PROBLEM REQUIREMENTS: Copy the data that follows exactly. Include no pictures.

━━━━━ RECORDS FOR THE TASK ━━━━━

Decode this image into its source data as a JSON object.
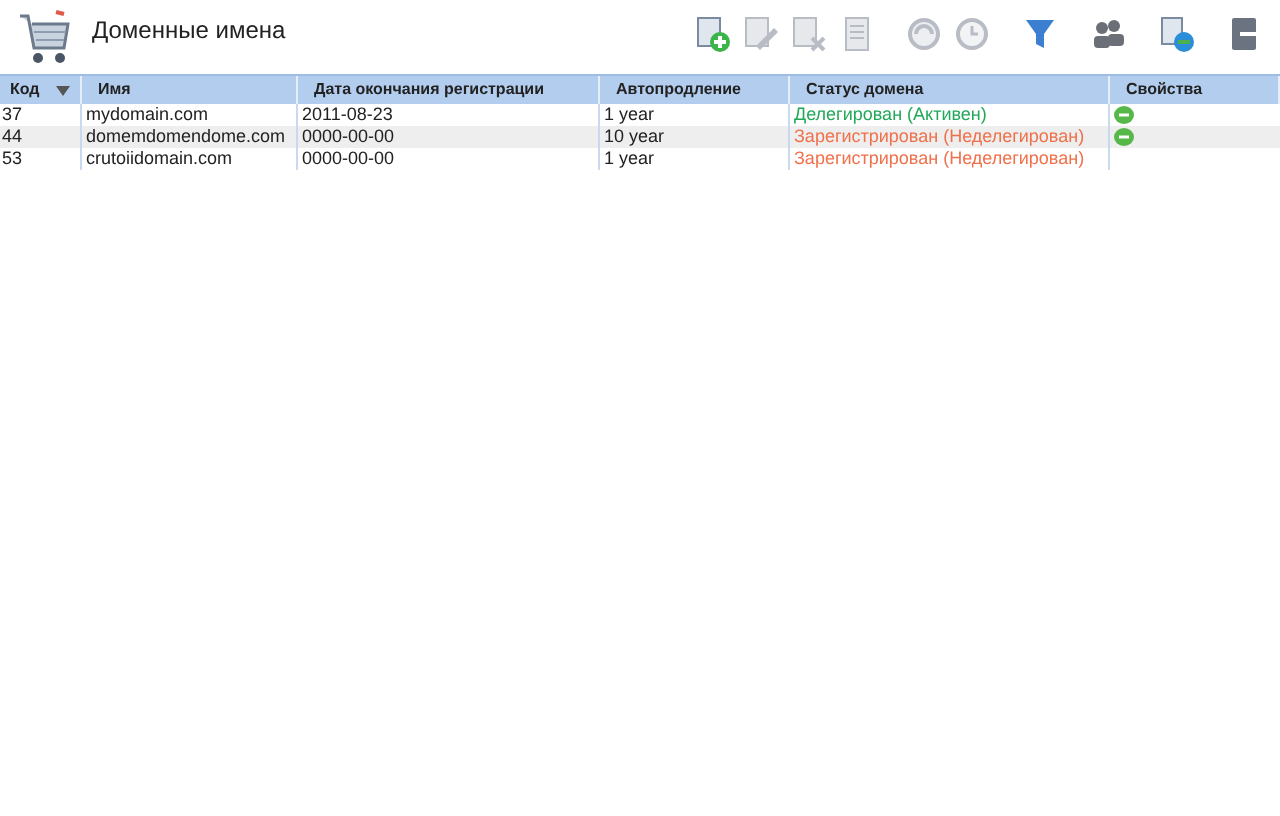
{
  "page": {
    "title": "Доменные имена"
  },
  "toolbar": [
    {
      "kind": "add",
      "disabled": false
    },
    {
      "kind": "edit",
      "disabled": true
    },
    {
      "kind": "delete",
      "disabled": true
    },
    {
      "kind": "document",
      "disabled": true
    },
    {
      "kind": "renew",
      "disabled": true
    },
    {
      "kind": "clock",
      "disabled": true
    },
    {
      "kind": "filter",
      "disabled": false
    },
    {
      "kind": "users",
      "disabled": false
    },
    {
      "kind": "globe",
      "disabled": false
    },
    {
      "kind": "exit",
      "disabled": false
    }
  ],
  "table": {
    "columns": [
      {
        "label": "Код",
        "sorted": true
      },
      {
        "label": "Имя",
        "sorted": false
      },
      {
        "label": "Дата окончания регистрации",
        "sorted": false
      },
      {
        "label": "Автопродление",
        "sorted": false
      },
      {
        "label": "Статус домена",
        "sorted": false
      },
      {
        "label": "Свойства",
        "sorted": false
      }
    ],
    "rows": [
      {
        "id": "37",
        "name": "mydomain.com",
        "expires": "2011-08-23",
        "renewal": "1 year",
        "status": "Делегирован (Активен)",
        "color": "#22a85a",
        "properties": true
      },
      {
        "id": "44",
        "name": "domemdomendome.com",
        "expires": "0000-00-00",
        "renewal": "10 year",
        "status": "Зарегистрирован (Неделегирован)",
        "color": "#f0704a",
        "properties": true
      },
      {
        "id": "53",
        "name": "crutoiidomain.com",
        "expires": "0000-00-00",
        "renewal": "1 year",
        "status": "Зарегистрирован (Неделегирован)",
        "color": "#f0704a",
        "properties": false
      }
    ]
  }
}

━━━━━

ANSWER TO THIS TASK:
Decode this image into its source data as a JSON object.
{
  "page": {
    "title": "Доменные имена"
  },
  "toolbar": [
    {
      "kind": "add",
      "disabled": false
    },
    {
      "kind": "edit",
      "disabled": true
    },
    {
      "kind": "delete",
      "disabled": true
    },
    {
      "kind": "document",
      "disabled": true
    },
    {
      "kind": "renew",
      "disabled": true
    },
    {
      "kind": "clock",
      "disabled": true
    },
    {
      "kind": "filter",
      "disabled": false
    },
    {
      "kind": "users",
      "disabled": false
    },
    {
      "kind": "globe",
      "disabled": false
    },
    {
      "kind": "exit",
      "disabled": false
    }
  ],
  "table": {
    "columns": [
      {
        "label": "Код",
        "sorted": true
      },
      {
        "label": "Имя",
        "sorted": false
      },
      {
        "label": "Дата окончания регистрации",
        "sorted": false
      },
      {
        "label": "Автопродление",
        "sorted": false
      },
      {
        "label": "Статус домена",
        "sorted": false
      },
      {
        "label": "Свойства",
        "sorted": false
      }
    ],
    "rows": [
      {
        "id": "37",
        "name": "mydomain.com",
        "expires": "2011-08-23",
        "renewal": "1 year",
        "status": "Делегирован (Активен)",
        "color": "#22a85a",
        "properties": true
      },
      {
        "id": "44",
        "name": "domemdomendome.com",
        "expires": "0000-00-00",
        "renewal": "10 year",
        "status": "Зарегистрирован (Неделегирован)",
        "color": "#f0704a",
        "properties": true
      },
      {
        "id": "53",
        "name": "crutoiidomain.com",
        "expires": "0000-00-00",
        "renewal": "1 year",
        "status": "Зарегистрирован (Неделегирован)",
        "color": "#f0704a",
        "properties": false
      }
    ]
  }
}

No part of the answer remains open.